Post CrashHe was dressed in tight black clothes which fulled revealed the fact that he had the body of a prepubescent girl. He went over the bike, commenting about the larger damage and whining about every micro scratch in the clear coat. This was in clear contrast to our experience with Cruise America in California where the rental agent specifically said not to sweat the small stuff -- these were rental bikes and they expected a few scratches -- they'd only be looking for road damage. I was taking it all in stride until he started balking about the scratches in the peg feelers. Given the enormous difference in our size, I figured that I could snap the twiney motherfuker in half and leave him bleeding from both eyes in the parking garage. A quick collection of our paper work and credit card slips and we'd be home free. He would never be able to identify his assailant with his hollow eye-sockets and I could use my bad back as an excuse as to why I could't have possibly perpetuated suck a forceful attack. These ideas rose and fell as he would complain about the slight roughness on the weld of the muffler was a problem, but he would not charge us for that. I nearly executed my plan, though, when he pointed out that the saddled bags had abraised the clear-coat on the side covers. Girl Wonder handled him with reason, with me looming in the background.

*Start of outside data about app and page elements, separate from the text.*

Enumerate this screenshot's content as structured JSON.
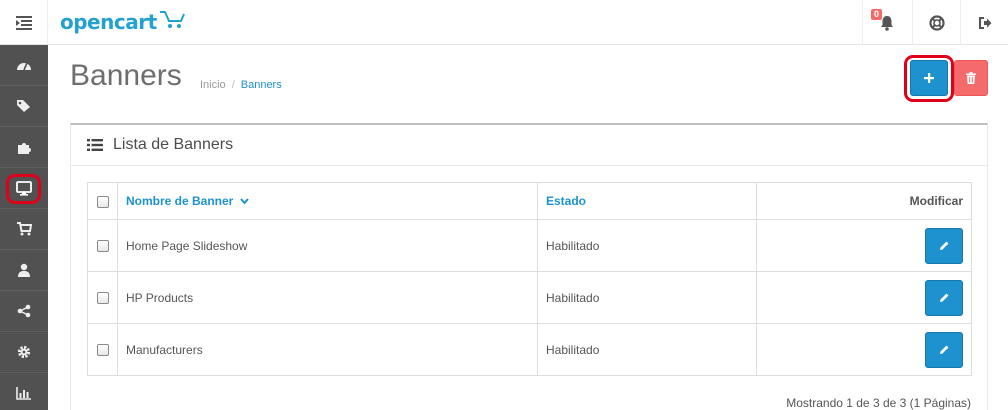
{
  "header": {
    "logo_text": "opencart",
    "notification_count": "0"
  },
  "sidebar": {
    "items": [
      {
        "icon": "dashboard-icon"
      },
      {
        "icon": "tags-icon"
      },
      {
        "icon": "puzzle-icon"
      },
      {
        "icon": "desktop-icon",
        "active": true
      },
      {
        "icon": "cart-icon"
      },
      {
        "icon": "user-icon"
      },
      {
        "icon": "share-icon"
      },
      {
        "icon": "cog-icon"
      },
      {
        "icon": "bar-chart-icon"
      }
    ]
  },
  "page": {
    "title": "Banners",
    "breadcrumb": {
      "home": "Inicio",
      "separator": "/",
      "current": "Banners"
    }
  },
  "panel": {
    "title": "Lista de Banners"
  },
  "table": {
    "columns": {
      "name": "Nombre de Banner",
      "status": "Estado",
      "action": "Modificar"
    },
    "rows": [
      {
        "name": "Home Page Slideshow",
        "status": "Habilitado"
      },
      {
        "name": "HP Products",
        "status": "Habilitado"
      },
      {
        "name": "Manufacturers",
        "status": "Habilitado"
      }
    ]
  },
  "pagination": {
    "summary": "Mostrando 1 de 3 de 3 (1 Páginas)"
  },
  "colors": {
    "primary": "#1e91cf",
    "danger": "#f56b6b",
    "sidebar": "#515151",
    "highlight": "#e0001a"
  }
}
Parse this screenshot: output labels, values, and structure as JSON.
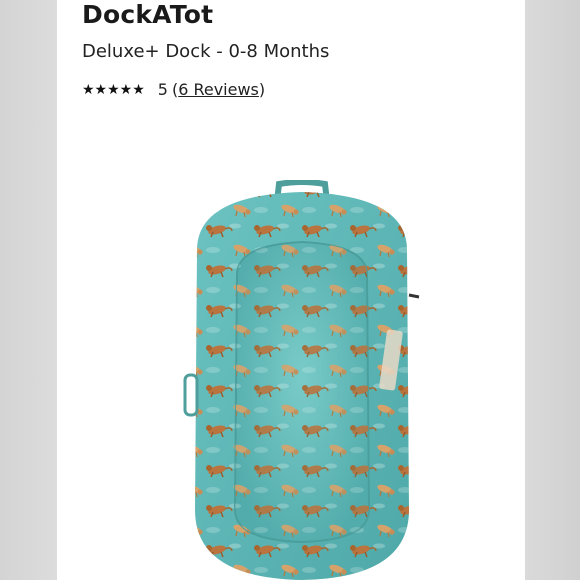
{
  "product": {
    "brand": "DockATot",
    "title": "Deluxe+ Dock - 0-8 Months",
    "rating": {
      "stars": "★★★★★",
      "value": "5",
      "open_paren": "(",
      "reviews_label": "6 Reviews",
      "close_paren": ")"
    },
    "image": {
      "icon": "baby-dock-photo",
      "fabric_color": "#5fb9b7",
      "animal_color": "#b9743f"
    }
  }
}
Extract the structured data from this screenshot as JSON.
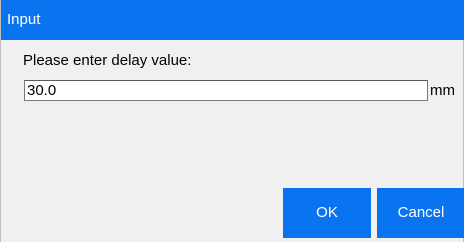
{
  "dialog": {
    "title": "Input",
    "prompt": "Please enter delay value:",
    "value": "30.0",
    "unit": "mm",
    "ok_label": "OK",
    "cancel_label": "Cancel"
  },
  "colors": {
    "accent": "#0a74f0",
    "background": "#f0f0f0"
  }
}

With his list, he quickly totaled up the damage: One mirror, one turn signal, one brake lever, the upper fairing, and the left lower fairing all for a quick and dirty 4,000 french francs, or approximately $600 US. There was not a lot we could say.
To help us swallow the cost like bad medicine, he suggested that we lie to our insurance company and tell them that we knocked over his motorcycle by accident -- not by riding it, mind you, but by pushing it over in some strange act of negligence. I assured him that there is no insurance in America that was going to pay for the act of an individual, but if he'd let me use his phone, I would check with my Platinum MasterCard since they often include an insurance benefit or two. I called citibank, and the woman said they do cover rental cars, but motorcycles are excluded. c'est la vie. We'd have to take our lumps and take solace in the fact that GW didn't get hurt.